An astounding fact about water, a small molecule, is that it remains liquid at room temperature. A new simulation technique, which originates from brain research, offers insights into the causes. A team of researchers from Bochum and Vienna have analyzed the atomic interactions of water molecules using artificial neural networks.
In light of their discoveries, they describe the melting temperature of ice and the density maximum at 4ºC which is based exclusively on computer simulations. The recently created technique is as exact as quantum mechanical calculations; however it is 100,000 times quicker. The teams of Prof. Dr. Christoph Dellago of the University of Vienna and PD Dr. Jörg Behler of the Ruhr-Universität Bochum explains the research in the journal "Procedures of the National Academy of Sciences" or PNAS.
Water has various properties that are difficult to understand merely based on its chemical composition. It reaches its maximum density at 4ºC, such that ice floats on liquid water. Furthermore, it is surprising that such a small molecule is in liquid state at room temperature and not gaseous. Hydrogen bonds play a major role in these phenomena. The analyses revealed that van der Waals interactions are conclusive for the adaptability and geometry of these hydrogen bonds. Through this, they estimate the properties of water, though they exert only very weak forces, weaker, for instance, than electrostatic interactions.
Method from brain research
Jörg Behler formulated the technique according to a process that was initially designed for brain research.

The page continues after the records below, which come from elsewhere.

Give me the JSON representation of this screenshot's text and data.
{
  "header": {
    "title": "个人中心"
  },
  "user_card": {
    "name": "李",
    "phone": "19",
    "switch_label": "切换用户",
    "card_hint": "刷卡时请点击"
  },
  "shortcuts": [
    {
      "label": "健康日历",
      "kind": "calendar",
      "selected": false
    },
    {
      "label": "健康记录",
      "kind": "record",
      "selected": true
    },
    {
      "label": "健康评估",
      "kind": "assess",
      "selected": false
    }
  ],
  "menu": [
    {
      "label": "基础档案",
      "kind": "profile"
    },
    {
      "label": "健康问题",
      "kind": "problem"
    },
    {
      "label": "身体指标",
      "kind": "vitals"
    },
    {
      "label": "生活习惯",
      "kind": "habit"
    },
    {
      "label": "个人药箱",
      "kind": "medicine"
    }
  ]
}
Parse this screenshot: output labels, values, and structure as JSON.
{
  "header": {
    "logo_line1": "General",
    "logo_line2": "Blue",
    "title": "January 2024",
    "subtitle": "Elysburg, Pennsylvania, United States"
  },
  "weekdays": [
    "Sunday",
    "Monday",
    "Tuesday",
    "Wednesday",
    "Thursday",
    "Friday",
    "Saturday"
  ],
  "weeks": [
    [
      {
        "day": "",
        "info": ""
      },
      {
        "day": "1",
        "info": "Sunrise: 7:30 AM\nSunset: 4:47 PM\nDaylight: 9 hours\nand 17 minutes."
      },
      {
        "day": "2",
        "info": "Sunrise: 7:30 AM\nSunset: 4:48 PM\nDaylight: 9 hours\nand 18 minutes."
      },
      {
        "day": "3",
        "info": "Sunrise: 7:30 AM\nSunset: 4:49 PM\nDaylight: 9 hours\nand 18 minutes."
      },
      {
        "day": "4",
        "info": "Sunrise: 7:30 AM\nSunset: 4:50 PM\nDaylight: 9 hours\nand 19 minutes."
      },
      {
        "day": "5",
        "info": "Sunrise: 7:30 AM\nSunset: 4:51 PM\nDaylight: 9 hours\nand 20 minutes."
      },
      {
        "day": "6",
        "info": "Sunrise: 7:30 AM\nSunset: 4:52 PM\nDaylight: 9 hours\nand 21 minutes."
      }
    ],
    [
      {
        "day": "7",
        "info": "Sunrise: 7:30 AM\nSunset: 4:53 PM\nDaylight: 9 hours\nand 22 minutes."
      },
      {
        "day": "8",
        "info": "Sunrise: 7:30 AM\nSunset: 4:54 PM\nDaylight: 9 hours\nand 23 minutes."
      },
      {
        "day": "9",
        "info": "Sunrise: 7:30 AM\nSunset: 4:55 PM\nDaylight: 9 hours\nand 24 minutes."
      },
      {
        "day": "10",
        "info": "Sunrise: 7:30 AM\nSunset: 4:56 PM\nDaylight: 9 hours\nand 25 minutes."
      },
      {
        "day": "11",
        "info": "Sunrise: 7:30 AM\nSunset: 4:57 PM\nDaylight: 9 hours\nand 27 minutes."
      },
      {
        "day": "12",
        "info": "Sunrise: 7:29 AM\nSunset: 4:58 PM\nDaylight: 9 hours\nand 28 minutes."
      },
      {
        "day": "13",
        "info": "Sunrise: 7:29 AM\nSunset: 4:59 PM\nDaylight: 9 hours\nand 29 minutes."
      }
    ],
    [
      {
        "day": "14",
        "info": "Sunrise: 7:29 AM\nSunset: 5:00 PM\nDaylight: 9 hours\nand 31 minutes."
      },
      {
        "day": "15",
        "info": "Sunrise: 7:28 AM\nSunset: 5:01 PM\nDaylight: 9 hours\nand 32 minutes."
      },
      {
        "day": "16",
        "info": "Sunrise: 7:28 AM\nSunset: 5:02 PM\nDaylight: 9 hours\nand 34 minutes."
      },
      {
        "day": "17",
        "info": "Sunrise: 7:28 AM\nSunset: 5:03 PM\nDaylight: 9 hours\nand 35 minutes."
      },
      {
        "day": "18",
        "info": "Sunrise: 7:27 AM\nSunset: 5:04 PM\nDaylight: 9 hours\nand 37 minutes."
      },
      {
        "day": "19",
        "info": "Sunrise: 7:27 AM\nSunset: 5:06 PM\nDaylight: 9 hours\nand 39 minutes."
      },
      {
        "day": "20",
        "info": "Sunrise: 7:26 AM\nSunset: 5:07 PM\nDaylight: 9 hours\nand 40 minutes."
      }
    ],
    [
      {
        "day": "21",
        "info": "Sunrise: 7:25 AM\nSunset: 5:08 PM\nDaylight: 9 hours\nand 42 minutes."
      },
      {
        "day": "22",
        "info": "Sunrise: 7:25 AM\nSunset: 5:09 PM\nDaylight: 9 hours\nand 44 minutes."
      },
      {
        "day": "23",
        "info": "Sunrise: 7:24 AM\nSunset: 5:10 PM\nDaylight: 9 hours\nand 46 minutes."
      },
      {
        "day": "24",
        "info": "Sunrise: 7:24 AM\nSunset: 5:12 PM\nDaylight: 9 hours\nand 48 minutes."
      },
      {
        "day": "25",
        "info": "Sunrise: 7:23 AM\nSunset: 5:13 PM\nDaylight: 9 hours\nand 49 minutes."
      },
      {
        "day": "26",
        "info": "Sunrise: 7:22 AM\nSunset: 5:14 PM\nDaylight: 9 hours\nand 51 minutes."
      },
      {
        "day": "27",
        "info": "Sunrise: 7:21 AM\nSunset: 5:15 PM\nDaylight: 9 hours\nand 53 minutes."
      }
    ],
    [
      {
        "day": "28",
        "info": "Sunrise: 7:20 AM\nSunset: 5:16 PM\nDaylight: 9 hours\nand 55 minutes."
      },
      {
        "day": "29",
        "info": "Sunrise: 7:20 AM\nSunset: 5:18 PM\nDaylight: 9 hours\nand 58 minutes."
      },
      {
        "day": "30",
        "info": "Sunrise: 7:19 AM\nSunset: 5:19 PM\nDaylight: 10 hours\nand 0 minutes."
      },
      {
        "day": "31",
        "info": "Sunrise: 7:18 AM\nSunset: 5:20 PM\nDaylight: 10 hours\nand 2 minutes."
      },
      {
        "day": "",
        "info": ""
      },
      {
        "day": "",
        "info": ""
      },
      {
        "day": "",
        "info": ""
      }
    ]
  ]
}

The neural networks discover the forces between each atom as a function of their geometric alignment. "We can along these lines do PC reproductions that would not be conceivable with traditional quantum mechanical strategies, on the grounds that the computational exertion would be too high notwithstanding for a supercomputer", says the Head of an Independent Junior Research Group at the Bochum Chair for Theoretical Chemistry.
Dr. Tobias Morawietz applied the technique for the first time in his doctoral work to analyze the properties of water. The simulations were performed in relation to Bochum's Cluster of Excellence Resolv, in partnership with Andreas Singraber in the group of Christoph Dellago at the University of Vienna. Additionally, Tobias Morawietz conducted some of his simulations there. He is currently proceeding with his research in Vienna as a post-doctoral researcher.
The research received financial aid from the DFG (German Research Foundation) in relation to the Cluster of Excellence Resolv (EXC 1069) and other projects such as Heisenberg-Fellowship Be3264/6-1, Emmy-Noether-Project Be3264/3-1, and Project Be3264/5-1).
Funding also was provided by the Ruhr-University Research School Plus (DFG GSC 98/3), the Studienstiftung des Deutschen Volkes in Germany and Austria’s Österreichischer Wissenschaftsfonds FWF (P24681-N20, SFB Vicom, F41). The estimations were performed in parts at the Vienna Scientific Cluster.